In March and April 2017 a total of five defamation lawsuitswere brought against for the publication of articles which prosecutors view as defamatory to Kyrgyzstan’s President, Almazbek Atambayev. These included articles which referred to Atambayev’s lavish lifestyle and contained allegations that he was involved in corruption. On 30 June 2017, the Oktyabrskiy court in Bishkek ordered, its parent company, ProMedia, co-founders and journalists, Dina Maslova and Narynbek Idinov (pen-name ‘Naryn Aip’), and activist, Cholpon Dzhakupova to pay a total of 27 million Kyrgyz Som (around £300,000) in damages.

On 25 July, following a lengthy and absurd copyright lawsuit, Bishkek’s Pervomaiskiy district court also ruled that Zanoza.kgshould no longer be allowed to use its name and logo. Idinov, a journalist and’s co-founder, believes these lawsuits together represent a ‘mass attack on Zanoza on all fronts’. In a press conference last week, Atambayev said the lawsuits would not be dropped and that they would serve as a ‘lesson’ to Zanoza, who he also claimed had caused the deaths of both his mother and brother through their‘defamatory’ reporting.

These lawsuits represent a politically-motivated attack against critical media and reporters ahead of the October 2017 presidential vote in Kyrgyzstan”, said Katie Morris, Head of Europe and Central Asia at ARTICLE 19. “They pose a serious threat to the continuing existence of and the work of the journalists and human rights defenders charged alongside it.”

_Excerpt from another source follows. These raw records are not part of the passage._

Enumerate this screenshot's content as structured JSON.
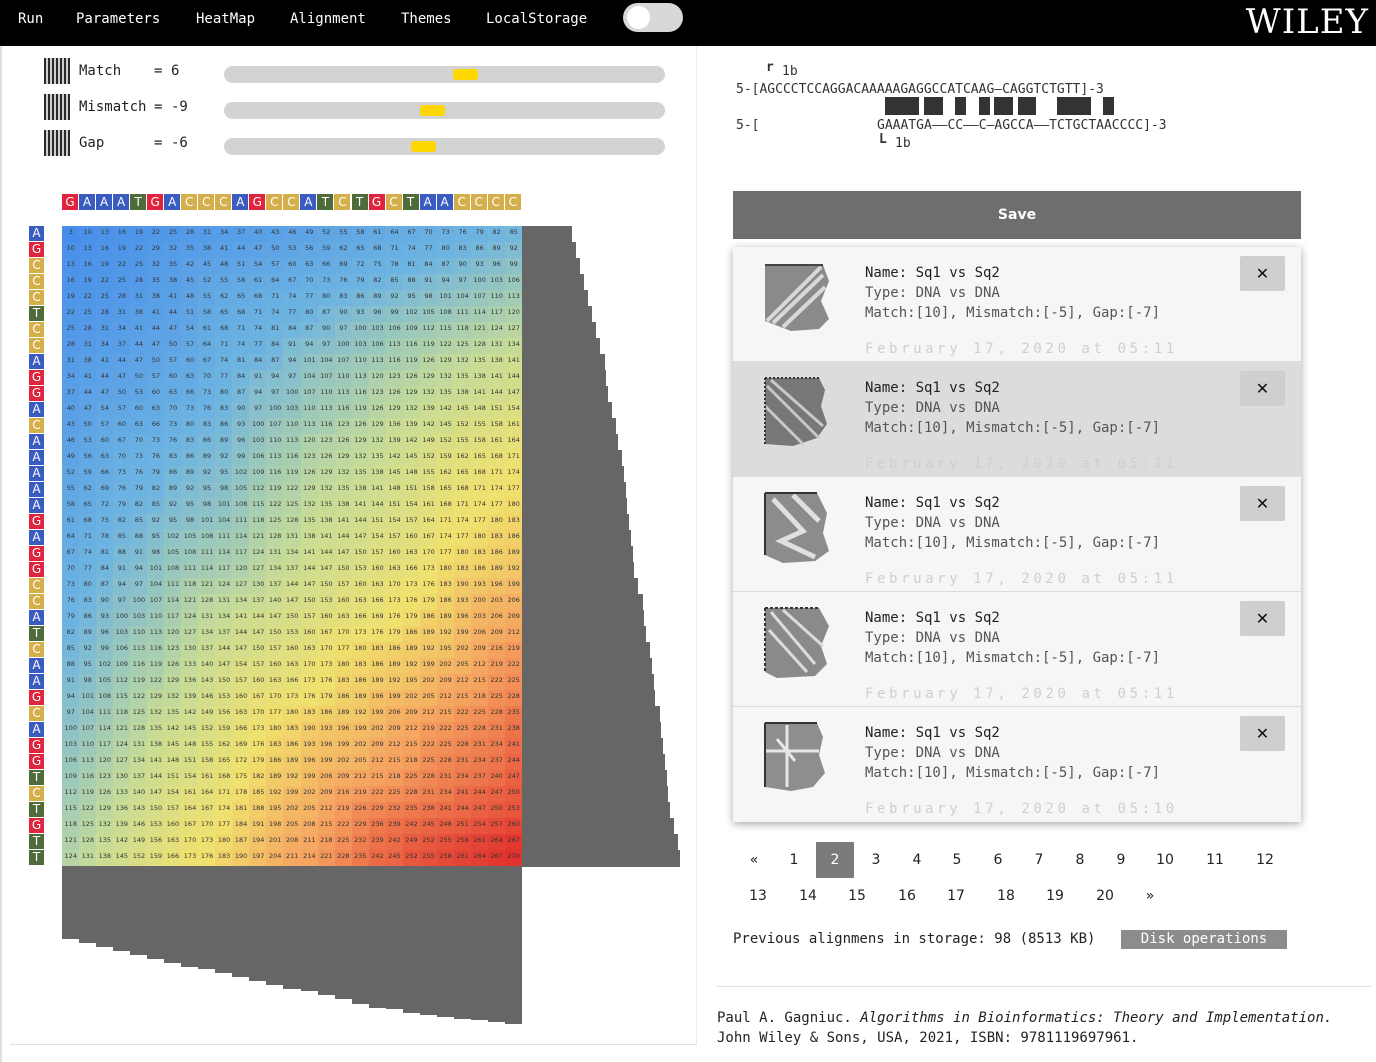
{
  "nav": {
    "items": [
      "Run",
      "Parameters",
      "HeatMap",
      "Alignment",
      "Themes",
      "LocalStorage"
    ],
    "toggle_on": false,
    "logo": "WILEY"
  },
  "parameters": [
    {
      "label": "Match",
      "value": "6",
      "slider_fraction": 0.55
    },
    {
      "label": "Mismatch",
      "value": "-9",
      "slider_fraction": 0.47
    },
    {
      "label": "Gap",
      "value": "-6",
      "slider_fraction": 0.45
    }
  ],
  "sequences": {
    "top": "GAAATGACCCAGCCATCTGCTAACCCC",
    "left": "AGCCCTCCAGGACAAAAAGAGGCCATCAAGCAGGTCTGTT",
    "colors": {
      "A": "#3a5bbf",
      "C": "#d4af4c",
      "G": "#e0243d",
      "T": "#4e6b3a"
    }
  },
  "alignment": {
    "top_marker": "1b",
    "line1": "5-[AGCCCTCCAGGACAAAAAGAGGCCATCAAG—CAGGTCTGTT]-3",
    "line2_prefix": "5-[",
    "line2": "GAAATGA——CC——C—AGCCA——TCTGCTAACCCC]-3",
    "bottom_marker": "1b",
    "match_cols": [
      0,
      1,
      2,
      3,
      5,
      6,
      9,
      12,
      14,
      15,
      17,
      18,
      22,
      23,
      24,
      25,
      28
    ]
  },
  "save_label": "Save",
  "saved": [
    {
      "name": "Name: Sq1 vs Sq2",
      "type": "Type: DNA vs DNA",
      "params": "Match:[10], Mismatch:[-5], Gap:[-7]",
      "date": "February 17, 2020 at 05:11",
      "close": "✕",
      "selected": false
    },
    {
      "name": "Name: Sq1 vs Sq2",
      "type": "Type: DNA vs DNA",
      "params": "Match:[10], Mismatch:[-5], Gap:[-7]",
      "date": "February 17, 2020 at 05:11",
      "close": "✕",
      "selected": true
    },
    {
      "name": "Name: Sq1 vs Sq2",
      "type": "Type: DNA vs DNA",
      "params": "Match:[10], Mismatch:[-5], Gap:[-7]",
      "date": "February 17, 2020 at 05:11",
      "close": "✕",
      "selected": false
    },
    {
      "name": "Name: Sq1 vs Sq2",
      "type": "Type: DNA vs DNA",
      "params": "Match:[10], Mismatch:[-5], Gap:[-7]",
      "date": "February 17, 2020 at 05:11",
      "close": "✕",
      "selected": false
    },
    {
      "name": "Name: Sq1 vs Sq2",
      "type": "Type: DNA vs DNA",
      "params": "Match:[10], Mismatch:[-5], Gap:[-7]",
      "date": "February 17, 2020 at 05:10",
      "close": "✕",
      "selected": false
    }
  ],
  "pagination": {
    "row1": [
      "«",
      "1",
      "2",
      "3",
      "4",
      "5",
      "6",
      "7",
      "8",
      "9",
      "10",
      "11",
      "12"
    ],
    "row2": [
      "13",
      "14",
      "15",
      "16",
      "17",
      "18",
      "19",
      "20",
      "»"
    ],
    "active": "2"
  },
  "storage": {
    "text": "Previous alignmens in storage: 98 (8513 KB)",
    "disk_button": "Disk operations"
  },
  "citation": {
    "author": "Paul A. Gagniuc.",
    "title": "Algorithms in Bioinformatics: Theory and Implementation.",
    "publisher": "John Wiley & Sons, USA, 2021, ISBN: 9781119697961."
  }
}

The lawsuits were filed under Article 4 of Kyrgyzstan’s civil legislation on ‘Guarantees of the activities of the President of the Kyrgyz Republic’ which obliges the Prosecutor General to take legal action on behalf of the president if disseminated information has defamed the president’s honour and dignity. While Kyrgyzstan’s 2010 constitution decriminalised defamation, Article 4 of the law on ‘Guarantees of the activities of the President’ continues to provide a legal framework to bring defamation lawsuits against individuals and institutions who are critical of Atambayev, requiring them to pay huge sums in damages.

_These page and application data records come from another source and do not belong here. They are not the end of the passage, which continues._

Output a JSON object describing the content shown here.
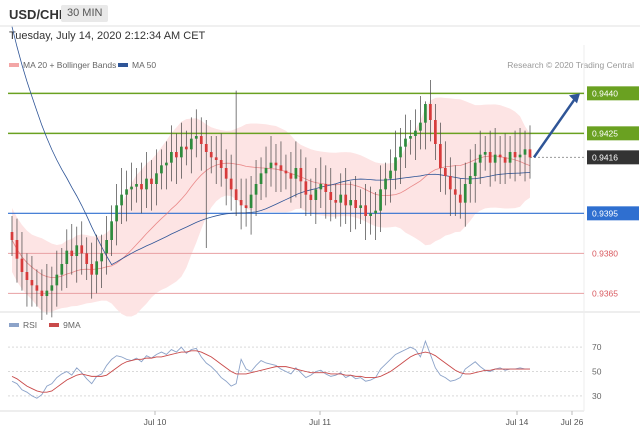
{
  "header": {
    "symbol": "USD/CHF",
    "timeframe": "30 MIN",
    "datetime": "Tuesday, July 14, 2020 2:12:34 AM CET"
  },
  "legend": {
    "ma20": "MA 20 + Bollinger Bands",
    "ma50": "MA 50",
    "copyright": "Research © 2020 Trading Central"
  },
  "rsi_legend": {
    "rsi": "RSI",
    "ma": "9MA"
  },
  "colors": {
    "band": "#fde4e4",
    "ma20": "#e57373",
    "ma50": "#2f5597",
    "resistance": "#6aa121",
    "support_blue": "#2f6fd0",
    "support_red": "#d9595f",
    "arrow": "#2f5597",
    "candle_up": "#2e8b3d",
    "candle_down": "#d63b3b",
    "rsi_line": "#8ca3c9",
    "rsi_ma": "#c94a4a"
  },
  "chart_data": {
    "type": "candlestick",
    "symbol": "USD/CHF",
    "timeframe": "30 MIN",
    "ylim": [
      0.9358,
      0.9448
    ],
    "x_ticks": [
      "Jul 10",
      "Jul 11",
      "Jul 14",
      "Jul 26"
    ],
    "levels": [
      {
        "value": 0.944,
        "label": "0.9440",
        "style": "resistance"
      },
      {
        "value": 0.9425,
        "label": "0.9425",
        "style": "resistance"
      },
      {
        "value": 0.9416,
        "label": "0.9416",
        "style": "current"
      },
      {
        "value": 0.9395,
        "label": "0.9395",
        "style": "support_blue"
      },
      {
        "value": 0.938,
        "label": "0.9380",
        "style": "support_red"
      },
      {
        "value": 0.9365,
        "label": "0.9365",
        "style": "support_red"
      }
    ],
    "projection": {
      "from": 0.9416,
      "to": 0.944,
      "direction": "up"
    },
    "close": [
      0.9385,
      0.9378,
      0.9373,
      0.937,
      0.9368,
      0.9366,
      0.9364,
      0.9366,
      0.9368,
      0.9372,
      0.9376,
      0.9381,
      0.9379,
      0.9383,
      0.938,
      0.9376,
      0.9372,
      0.9377,
      0.938,
      0.9385,
      0.9392,
      0.9398,
      0.9402,
      0.9404,
      0.9405,
      0.9406,
      0.9404,
      0.9408,
      0.9406,
      0.941,
      0.9413,
      0.9414,
      0.9418,
      0.9416,
      0.942,
      0.9419,
      0.9423,
      0.9424,
      0.9421,
      0.9418,
      0.9416,
      0.9415,
      0.9412,
      0.9408,
      0.9404,
      0.94,
      0.9398,
      0.9397,
      0.9402,
      0.9406,
      0.941,
      0.9412,
      0.9414,
      0.9413,
      0.9411,
      0.941,
      0.9408,
      0.9412,
      0.9407,
      0.9402,
      0.94,
      0.9404,
      0.9406,
      0.9403,
      0.94,
      0.9399,
      0.9402,
      0.9398,
      0.94,
      0.9397,
      0.9398,
      0.9394,
      0.9395,
      0.9396,
      0.9404,
      0.9408,
      0.9411,
      0.9416,
      0.942,
      0.9423,
      0.9424,
      0.9426,
      0.9429,
      0.9436,
      0.943,
      0.9421,
      0.9412,
      0.9409,
      0.9404,
      0.9402,
      0.9399,
      0.9406,
      0.9409,
      0.9414,
      0.9417,
      0.9418,
      0.9414,
      0.9417,
      0.9416,
      0.9414,
      0.9418,
      0.9416,
      0.9417,
      0.9419,
      0.9416
    ],
    "spikes": [
      {
        "index": 45,
        "high": 0.9441
      },
      {
        "index": 83,
        "high": 0.9437
      },
      {
        "index": 39,
        "low": 0.9382
      }
    ],
    "rsi": {
      "ticks": [
        70,
        50,
        30
      ],
      "ylim": [
        20,
        80
      ],
      "rsi_values": [
        42,
        40,
        35,
        33,
        30,
        28,
        31,
        38,
        40,
        45,
        48,
        50,
        47,
        53,
        49,
        44,
        40,
        46,
        48,
        55,
        60,
        63,
        62,
        60,
        59,
        61,
        58,
        63,
        61,
        64,
        66,
        64,
        68,
        66,
        70,
        65,
        68,
        69,
        62,
        57,
        54,
        50,
        45,
        42,
        38,
        40,
        60,
        52,
        50,
        55,
        59,
        57,
        56,
        55,
        52,
        50,
        48,
        53,
        49,
        45,
        47,
        50,
        51,
        48,
        46,
        47,
        49,
        45,
        47,
        44,
        45,
        42,
        43,
        45,
        52,
        56,
        60,
        64,
        66,
        68,
        70,
        68,
        62,
        75,
        64,
        53,
        47,
        45,
        42,
        43,
        45,
        52,
        55,
        58,
        54,
        51,
        50,
        52,
        53,
        51,
        52,
        52,
        53,
        52,
        52
      ],
      "ma_values": [
        46,
        44,
        41,
        38,
        36,
        34,
        33,
        33,
        34,
        37,
        40,
        43,
        45,
        47,
        48,
        47,
        46,
        46,
        46,
        47,
        50,
        53,
        56,
        58,
        59,
        60,
        60,
        61,
        61,
        62,
        62,
        63,
        64,
        65,
        66,
        66,
        67,
        67,
        66,
        64,
        62,
        59,
        56,
        53,
        50,
        48,
        48,
        48,
        49,
        50,
        51,
        52,
        53,
        54,
        54,
        54,
        53,
        52,
        51,
        50,
        49,
        49,
        49,
        49,
        48,
        48,
        48,
        47,
        47,
        46,
        46,
        45,
        45,
        45,
        46,
        48,
        50,
        53,
        56,
        59,
        62,
        64,
        65,
        66,
        65,
        63,
        60,
        57,
        54,
        51,
        49,
        48,
        48,
        49,
        50,
        51,
        51,
        52,
        52,
        52,
        52,
        52,
        52,
        52,
        52
      ]
    }
  }
}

Article 4 is considered by many to be in contradiction to Kyrgyzstan’s 2010 constitution, which redefined the status of the President and General Prosecutor in such a way that the General Prosecutor should no longer have the legal right to raise libel lawsuits on the President’s behalf. On 3 May Klara Sooronkulova, a lawyer and former judge in the Constitutional Chamber of the Supreme Court of Kyrgyzstan, submitted a petition to the Chamber to appeal the constitutionality of Article 4. According to Sooronkulova, Article 4 is unconstitutional as “honour and dignity are personal characteristics of a person, and the President is an institution […] no one should personify him”.

However, on 30 June 2017 the Chamber declared Article 4 to be constitutional with the result that the libel lawsuits against and its journalists have been upheld.

International standards

The proper raison d’être of defamation laws is to protect individuals against false statements of fact that cause damage to their reputation and not to protect feelings or interests. According to international standards as outlined in ARTICLE 19’s Principles, defamation laws cannot be justified if their effect is to prevent legitimate criticism of officials or public figures or the exposure of official wrongdoing or corruption. The Principles also make clear that courts should take into consideration the clear distinction between statements of fact and statements of opinion in defamation lawsuits.

“Under no circumstances should special legal protection be granted for heads of state or other public officials, whatever their rank or status,” said Katie Morris. “Moreover, under international law the state has no right to bring a civil lawsuit of any kind on behalf of someone else, it is therefore deeply problematic that the General Prosecutor has initiated these lawsuits on Atambayev’s behalf.”

ARTICLE 19 and the Media Policy Institute call for the government of Kyrgyzstan to withdraw the lawsuits against, ProMedia, Maslova, Idinov and Dzhakupova, return their assets and lift travel bans imposed against them. The authorities should review Article 4 of the lawon ‘Guarantees of the activities of the President of the Kyrgyz Republic’and bring the country’s legislation in line with international standards.